[Dr Jackie Huggins AM] is of the Bidjara (Central Queensland) and Birri-Gubba Juru (North Queensland) peoples. Jackie is a Director of the Telstra Foundation; Adjunct Professor in the School of Social Work and Applied Human Sciences, University of Queensland; Member of the Indigenous Advisory Board of the Queensland Centre for Domestic and Family Violence Research, Central Queensland University; former Co-Chair of Reconciliation Australia; former Chair of the Queensland Domestic Violence Council (2001); former Commissioner for Queensland for the National Inquiry into the Separation of Aboriginal and Torres Strait Islander Children from their Families (1997); and former member of the ATSIC Review Panel (2003). In 2001 she was awarded a Member of the Order of Australia for services to the Indigenous community.
[Tim Goodwin] is a member of the Yuin nation on the south east coast of NSW. Tim serves on the Board of the Australian Research Alliance for Children and Youth (ARACY) and the Editorial Boards of the Australian Indigenous Law Review and Ngiya: Talk the Law. Tim is currently the Deputy Chair of the National Indigenous Youth Movement of Australia (NIYMA).
[Yananymul Mununggurr] is from the Yirrkala community in north east Arnhem Land and is a Djapu woman. She is currently the Chief Executive Officer of Laynhapuy Homelands Association and advocate for Indigenous people’s political and cultural rights.

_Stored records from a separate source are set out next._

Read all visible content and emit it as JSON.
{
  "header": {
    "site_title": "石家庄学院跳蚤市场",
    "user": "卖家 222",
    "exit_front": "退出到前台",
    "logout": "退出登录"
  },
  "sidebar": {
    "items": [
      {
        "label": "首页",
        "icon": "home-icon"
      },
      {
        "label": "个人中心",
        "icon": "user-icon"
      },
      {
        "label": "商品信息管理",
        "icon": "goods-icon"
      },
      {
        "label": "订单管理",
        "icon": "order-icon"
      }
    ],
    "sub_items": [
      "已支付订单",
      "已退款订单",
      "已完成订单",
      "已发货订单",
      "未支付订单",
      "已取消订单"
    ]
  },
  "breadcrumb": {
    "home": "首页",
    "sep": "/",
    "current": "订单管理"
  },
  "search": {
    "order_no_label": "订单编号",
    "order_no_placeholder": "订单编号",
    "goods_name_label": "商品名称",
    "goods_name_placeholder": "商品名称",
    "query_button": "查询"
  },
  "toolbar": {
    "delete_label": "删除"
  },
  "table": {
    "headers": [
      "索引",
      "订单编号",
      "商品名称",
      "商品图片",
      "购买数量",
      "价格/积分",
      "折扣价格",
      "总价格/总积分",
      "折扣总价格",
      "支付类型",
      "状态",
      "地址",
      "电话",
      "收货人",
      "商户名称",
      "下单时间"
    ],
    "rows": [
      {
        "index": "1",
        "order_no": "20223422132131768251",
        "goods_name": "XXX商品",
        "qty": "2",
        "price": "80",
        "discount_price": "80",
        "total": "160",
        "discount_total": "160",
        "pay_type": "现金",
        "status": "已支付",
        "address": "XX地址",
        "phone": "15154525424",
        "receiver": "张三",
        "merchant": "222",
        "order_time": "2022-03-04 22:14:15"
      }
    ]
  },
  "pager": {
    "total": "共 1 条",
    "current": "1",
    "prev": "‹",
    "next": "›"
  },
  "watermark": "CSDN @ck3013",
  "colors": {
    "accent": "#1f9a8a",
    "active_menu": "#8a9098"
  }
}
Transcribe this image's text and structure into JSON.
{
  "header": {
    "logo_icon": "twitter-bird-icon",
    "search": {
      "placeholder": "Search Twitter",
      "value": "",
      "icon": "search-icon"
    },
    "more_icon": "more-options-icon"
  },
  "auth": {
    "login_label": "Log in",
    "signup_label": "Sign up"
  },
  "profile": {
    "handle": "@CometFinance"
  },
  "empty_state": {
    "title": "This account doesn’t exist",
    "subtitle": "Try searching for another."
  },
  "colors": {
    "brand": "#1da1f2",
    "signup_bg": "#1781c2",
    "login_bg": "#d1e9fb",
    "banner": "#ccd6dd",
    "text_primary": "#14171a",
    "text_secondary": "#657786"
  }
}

[Jason Glanville] is a member of the Wiradjuri peoples from south-western New South Wales. Over the last 15 years Jason has worked in a range of positions in community-based Indigenous organisations, state and federal Governments and non-government peak organisations. He is currently the Director of Policy and Strategy with Reconciliation Australia. He is also a Director of the Australian Indigenous Leadership Centre, Co-Director of the Ngiya Institute for Indigenous Law, Policy and Practice and Member of the National Aboriginal and Islander Day of Celebration Committee.
[Rosalie Kunoth-Monks] is an Arrente and Amatjere woman from Utopia. She is currently Shire President of Barkly Shire Council. Rosalie became the first Aboriginal Anglican nun in 1960 and after 10 years left to work as a liaison office with the Victorian Department of Aboriginal Affairs and it was during this time that she set up the first Aboriginal home for children in Victoria. Throughout her life Rosalie has remained passionately involved in traditional and contemporary Aboriginal issues including law and justice, culture and language, education and childcare.
[John Toshi Kris] is the Chair of the Torres Strait Regional Authority. The TSRA is a statutory authority that runs programs for Torres Strait Islanders, and Aboriginal persons, living in the Torres Strait area, and which seeks to maintain the special and unique Ailan Kastom of Torres Strait Islanders.
[Nala Mansell-McKenna] is a youth worker and political spokesperson for the Tasmanian Aboriginal Centre. She was a member of the previous government’s National Indigenous Youth Leadership Group in 2004-05, and has organised many community activities.
[Professor Mick Dodson] is a member of the Yawuru peoples, the traditional Aboriginal owners of land and waters in the Broome area of the southern Kimberley region of Western Australia. He is currently Director of the National Centre for Indigenous Studies at the Australian National University, Professor of Law and the Australian National University College of Law, member of the United Nations Permanent Forum on Indigenous Issues and Co-Chair of Reconciliation Australia.